And now? I should be writing, but I got a good cold and writing is hard, when I am starting to get into the writing session, the train is arriving to my destination, argh! therefore I'll enjoy some more reading. And wanting more, I'll finally go to Gisbert Haefs's Alexander. He's one of my favourite writers, and I am sure to be inmersed into a huge adventure. I know, it's Alexander.



Devon Ellington said...

Okay, now I'm intrigued -- and I'm going to have to start reading some of those novels about Alexander! ;)

I see from Gabriele's blog that you're doing Nano, too. See you over there, perhaps?

Best of luck.

Excalibor said...


well, what more can I say...? :-)

Yes! I'll be on Nano 2006, search me by my nick 'Excalibor' and I'll be there... Let me know your nick and I'll make you a buddy and prod you if your wordcount falls too much behind the line, and try to help if I can.

(I expect the same from my buddies and blog readers, hehe)

best regards!

Pacal said...

I've tried reading Novels about Alexander but I frankly can't get over my feelings of rather intense revulsion for Alexander. so I found the hero worship inplicit / explicit in such Novels off putting. I'm thinking here primarily of Mary Renaught's Novels.

This goes back to my University years when I had to read Tarn's biography of Alexander. With it celebration of Alexander spreading a "superior" civilization and Alexander's alleged idea of the "Brotherhood of Man". In other words Alexander was a British gentleman colonialist speading the Empire and its benifits to the "Barbarians".

Aside from the problem of erecting such a "Brotherhood" on a alter piled high with slaughtered, men, women and children, sacked cities and devestated country. (Terror and violence don't seem like much of a secure foundation for "Brotherhood" and Love.)
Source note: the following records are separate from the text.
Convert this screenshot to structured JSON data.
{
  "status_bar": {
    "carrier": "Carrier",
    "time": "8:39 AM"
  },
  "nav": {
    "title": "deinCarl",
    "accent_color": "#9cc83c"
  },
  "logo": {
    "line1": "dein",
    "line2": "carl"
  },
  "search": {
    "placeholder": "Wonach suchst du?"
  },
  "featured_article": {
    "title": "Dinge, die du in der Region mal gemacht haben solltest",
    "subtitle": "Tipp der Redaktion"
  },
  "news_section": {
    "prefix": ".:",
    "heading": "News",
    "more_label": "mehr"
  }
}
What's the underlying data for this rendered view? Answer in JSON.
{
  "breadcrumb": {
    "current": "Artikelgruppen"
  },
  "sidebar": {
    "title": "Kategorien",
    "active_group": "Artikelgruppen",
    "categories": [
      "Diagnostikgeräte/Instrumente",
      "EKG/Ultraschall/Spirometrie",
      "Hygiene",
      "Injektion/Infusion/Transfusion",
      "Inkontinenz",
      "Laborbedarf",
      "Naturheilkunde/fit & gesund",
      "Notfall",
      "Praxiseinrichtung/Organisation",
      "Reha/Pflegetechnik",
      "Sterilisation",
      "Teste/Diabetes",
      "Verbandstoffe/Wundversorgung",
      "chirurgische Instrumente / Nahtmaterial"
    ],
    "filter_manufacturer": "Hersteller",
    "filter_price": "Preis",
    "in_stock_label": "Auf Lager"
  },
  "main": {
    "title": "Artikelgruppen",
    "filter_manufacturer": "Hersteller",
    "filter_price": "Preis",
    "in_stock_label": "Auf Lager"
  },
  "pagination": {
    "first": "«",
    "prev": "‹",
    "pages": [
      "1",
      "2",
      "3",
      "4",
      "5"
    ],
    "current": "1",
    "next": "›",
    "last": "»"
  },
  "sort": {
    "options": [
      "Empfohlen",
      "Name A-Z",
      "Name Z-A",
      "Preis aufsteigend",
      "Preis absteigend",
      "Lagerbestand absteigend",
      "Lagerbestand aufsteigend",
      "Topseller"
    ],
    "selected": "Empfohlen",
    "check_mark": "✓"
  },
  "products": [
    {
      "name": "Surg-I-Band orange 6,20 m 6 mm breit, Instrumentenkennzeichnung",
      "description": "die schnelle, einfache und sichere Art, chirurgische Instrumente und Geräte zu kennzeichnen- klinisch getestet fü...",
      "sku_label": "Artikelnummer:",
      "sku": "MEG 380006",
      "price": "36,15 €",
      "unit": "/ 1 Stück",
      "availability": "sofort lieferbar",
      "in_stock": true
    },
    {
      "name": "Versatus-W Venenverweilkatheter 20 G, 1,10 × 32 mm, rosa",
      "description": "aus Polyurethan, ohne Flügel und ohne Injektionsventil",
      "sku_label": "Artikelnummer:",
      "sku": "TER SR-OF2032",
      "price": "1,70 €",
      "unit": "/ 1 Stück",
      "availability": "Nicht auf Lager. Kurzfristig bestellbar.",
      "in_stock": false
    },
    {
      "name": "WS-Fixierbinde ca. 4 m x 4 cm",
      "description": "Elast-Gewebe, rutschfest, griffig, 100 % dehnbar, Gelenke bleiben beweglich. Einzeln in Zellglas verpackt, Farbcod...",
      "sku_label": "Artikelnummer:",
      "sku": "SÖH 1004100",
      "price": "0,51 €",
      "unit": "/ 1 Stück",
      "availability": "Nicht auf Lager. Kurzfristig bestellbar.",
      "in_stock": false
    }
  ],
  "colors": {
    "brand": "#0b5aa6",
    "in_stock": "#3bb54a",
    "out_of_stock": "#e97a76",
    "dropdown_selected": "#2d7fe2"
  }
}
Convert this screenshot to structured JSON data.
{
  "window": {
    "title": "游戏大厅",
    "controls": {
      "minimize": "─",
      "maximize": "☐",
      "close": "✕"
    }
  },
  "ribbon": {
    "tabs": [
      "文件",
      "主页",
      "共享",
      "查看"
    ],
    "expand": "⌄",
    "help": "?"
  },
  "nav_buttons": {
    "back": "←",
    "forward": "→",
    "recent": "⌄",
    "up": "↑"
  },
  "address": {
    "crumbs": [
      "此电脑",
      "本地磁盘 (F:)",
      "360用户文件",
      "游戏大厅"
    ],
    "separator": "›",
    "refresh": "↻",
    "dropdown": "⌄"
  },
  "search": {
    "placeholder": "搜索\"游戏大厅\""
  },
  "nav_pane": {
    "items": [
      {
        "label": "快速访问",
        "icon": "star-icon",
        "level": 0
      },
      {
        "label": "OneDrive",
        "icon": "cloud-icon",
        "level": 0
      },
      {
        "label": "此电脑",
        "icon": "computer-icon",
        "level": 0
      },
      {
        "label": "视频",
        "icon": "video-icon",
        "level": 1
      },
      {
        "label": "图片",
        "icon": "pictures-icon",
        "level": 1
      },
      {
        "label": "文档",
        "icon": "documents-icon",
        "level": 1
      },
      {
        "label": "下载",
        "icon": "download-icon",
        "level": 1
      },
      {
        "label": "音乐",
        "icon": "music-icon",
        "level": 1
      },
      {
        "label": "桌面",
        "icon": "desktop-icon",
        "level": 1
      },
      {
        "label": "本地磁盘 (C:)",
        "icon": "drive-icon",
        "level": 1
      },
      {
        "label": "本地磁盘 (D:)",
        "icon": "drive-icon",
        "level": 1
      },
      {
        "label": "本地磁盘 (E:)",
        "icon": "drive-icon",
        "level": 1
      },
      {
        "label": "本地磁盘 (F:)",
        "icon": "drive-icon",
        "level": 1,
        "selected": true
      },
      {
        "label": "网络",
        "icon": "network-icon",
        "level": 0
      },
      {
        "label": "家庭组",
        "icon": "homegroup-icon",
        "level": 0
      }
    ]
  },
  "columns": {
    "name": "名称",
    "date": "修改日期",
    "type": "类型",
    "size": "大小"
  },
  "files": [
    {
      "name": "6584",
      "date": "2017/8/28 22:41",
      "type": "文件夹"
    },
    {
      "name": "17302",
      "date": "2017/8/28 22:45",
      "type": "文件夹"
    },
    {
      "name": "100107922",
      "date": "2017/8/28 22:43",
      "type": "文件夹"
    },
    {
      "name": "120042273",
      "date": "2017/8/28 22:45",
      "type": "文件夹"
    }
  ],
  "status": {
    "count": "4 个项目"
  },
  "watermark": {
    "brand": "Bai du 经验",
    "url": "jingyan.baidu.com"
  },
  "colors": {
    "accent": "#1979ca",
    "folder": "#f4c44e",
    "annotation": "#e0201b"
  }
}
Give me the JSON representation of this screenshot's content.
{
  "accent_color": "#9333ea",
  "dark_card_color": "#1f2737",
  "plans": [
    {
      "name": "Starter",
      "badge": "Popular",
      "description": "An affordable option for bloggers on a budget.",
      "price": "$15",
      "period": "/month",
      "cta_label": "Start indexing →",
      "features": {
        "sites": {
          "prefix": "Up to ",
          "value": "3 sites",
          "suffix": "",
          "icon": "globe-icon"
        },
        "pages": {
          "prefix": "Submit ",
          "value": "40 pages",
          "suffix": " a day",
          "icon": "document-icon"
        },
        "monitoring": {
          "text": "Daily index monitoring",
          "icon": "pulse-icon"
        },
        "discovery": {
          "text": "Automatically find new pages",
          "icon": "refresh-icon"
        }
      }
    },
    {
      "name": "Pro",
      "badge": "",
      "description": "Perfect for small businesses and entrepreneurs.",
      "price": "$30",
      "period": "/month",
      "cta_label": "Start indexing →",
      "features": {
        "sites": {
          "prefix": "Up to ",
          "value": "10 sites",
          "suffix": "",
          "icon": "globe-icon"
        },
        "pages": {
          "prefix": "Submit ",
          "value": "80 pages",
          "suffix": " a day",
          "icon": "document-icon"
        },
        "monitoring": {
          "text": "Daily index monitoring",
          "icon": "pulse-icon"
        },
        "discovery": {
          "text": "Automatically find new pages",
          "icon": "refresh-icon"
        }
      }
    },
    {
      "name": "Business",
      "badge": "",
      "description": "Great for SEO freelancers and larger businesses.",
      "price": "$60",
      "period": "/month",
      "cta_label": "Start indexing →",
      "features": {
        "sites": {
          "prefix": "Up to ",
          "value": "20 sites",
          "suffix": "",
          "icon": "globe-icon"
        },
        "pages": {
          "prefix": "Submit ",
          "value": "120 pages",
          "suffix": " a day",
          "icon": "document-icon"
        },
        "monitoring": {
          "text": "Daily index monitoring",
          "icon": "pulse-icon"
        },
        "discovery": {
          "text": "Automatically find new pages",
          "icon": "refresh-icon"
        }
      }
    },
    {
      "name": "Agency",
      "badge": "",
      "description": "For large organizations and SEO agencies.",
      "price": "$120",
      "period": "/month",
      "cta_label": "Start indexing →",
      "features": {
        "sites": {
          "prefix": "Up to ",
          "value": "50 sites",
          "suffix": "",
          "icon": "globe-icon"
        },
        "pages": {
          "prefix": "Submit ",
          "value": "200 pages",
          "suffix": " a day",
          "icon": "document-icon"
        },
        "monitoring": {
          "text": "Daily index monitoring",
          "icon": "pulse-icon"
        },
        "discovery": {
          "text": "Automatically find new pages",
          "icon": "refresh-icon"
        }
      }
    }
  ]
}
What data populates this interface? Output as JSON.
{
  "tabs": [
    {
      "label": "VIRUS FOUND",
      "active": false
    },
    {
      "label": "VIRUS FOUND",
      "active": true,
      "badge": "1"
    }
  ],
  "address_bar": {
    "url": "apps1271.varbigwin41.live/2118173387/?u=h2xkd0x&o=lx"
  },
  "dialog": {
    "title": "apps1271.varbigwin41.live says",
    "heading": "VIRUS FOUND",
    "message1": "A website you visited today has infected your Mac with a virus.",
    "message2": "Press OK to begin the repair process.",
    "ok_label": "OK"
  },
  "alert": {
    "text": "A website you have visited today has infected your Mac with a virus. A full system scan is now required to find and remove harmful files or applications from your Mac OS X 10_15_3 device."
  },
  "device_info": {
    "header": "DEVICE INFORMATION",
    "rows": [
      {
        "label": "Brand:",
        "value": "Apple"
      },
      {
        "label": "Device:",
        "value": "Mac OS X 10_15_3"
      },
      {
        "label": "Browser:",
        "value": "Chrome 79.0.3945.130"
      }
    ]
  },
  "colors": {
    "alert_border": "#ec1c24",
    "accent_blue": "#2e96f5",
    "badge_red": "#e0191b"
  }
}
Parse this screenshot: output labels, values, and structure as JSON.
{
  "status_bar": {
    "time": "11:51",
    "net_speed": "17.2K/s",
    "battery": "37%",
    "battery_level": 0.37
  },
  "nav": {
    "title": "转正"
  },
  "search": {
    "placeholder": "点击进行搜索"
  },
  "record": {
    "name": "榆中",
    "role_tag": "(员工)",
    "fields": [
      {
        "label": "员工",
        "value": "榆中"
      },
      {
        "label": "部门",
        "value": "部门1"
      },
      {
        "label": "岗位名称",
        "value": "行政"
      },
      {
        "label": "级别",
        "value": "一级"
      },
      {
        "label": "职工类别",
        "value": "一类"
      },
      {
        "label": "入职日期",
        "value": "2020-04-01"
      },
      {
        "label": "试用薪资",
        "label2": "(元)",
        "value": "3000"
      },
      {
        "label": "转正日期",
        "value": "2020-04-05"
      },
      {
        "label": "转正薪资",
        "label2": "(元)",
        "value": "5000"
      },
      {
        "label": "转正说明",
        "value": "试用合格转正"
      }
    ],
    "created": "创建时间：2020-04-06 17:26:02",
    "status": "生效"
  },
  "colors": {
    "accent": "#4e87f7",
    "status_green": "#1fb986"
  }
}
The other problem is that the evidence for this is too put it mildly very poor. It seems to be almost entirely a myth created by 19th century historians.

Modern Historians like Green, Bosworth and Badian have made mincemeat of the whole idea. It doesn't seem to have reached popular media yet.

Hanson for example wrote a piece that is such a hachet job on Alexander that even I think its unfair. (His Alexander is a murderous adolescent psychopath with no real abilities except how to organize murder very effectively).

Alexander worship is sometimes so stomach turning to me that I recall Karl Popper's comment that History, as until now concieved, is the story of International crime and mass murder, and some the greatest criminals are Heroes in this History. The above is my paraphrase.

Power worship seems to be all to common among historians and its annoying. For example Peter the Great of Russia is glorified as a great westernizer and because of that his spectacular crimes and atrocities are ignored. (Like the fact he made the Russian autocracy even more brutal and absolute, or that the populasion of Russia diminished during his reign, in large part to the violent oppressions of his rule. St Petersburg for example was built by mass force labour and well over 100,000 died building it)

Well enough of the rant.

Just my thoughts.


Excalibor said...


Winners write History, and we all worship success, conveniently "forgetting" the bad aspects of it.

You are right, of course. Alexander's empire destroyed many a culture and was built over suffering and blood with little precedent.

You will enjoy reading Nicolas Nicastro's Empire of Ashes, it takes a very different approach to this whole subject. Besides, he's a very good writer, you'll enjoy both the focus and the reading of the novel.

As for Greeks and Barbarians, you see that chauvinism was not a French invention after all... *sad smile*.

It's, however, pretty common in most cultures, a "us" versus "them". Dehumanizing the others makes it easier to abuse them. We can see that happening nowadays.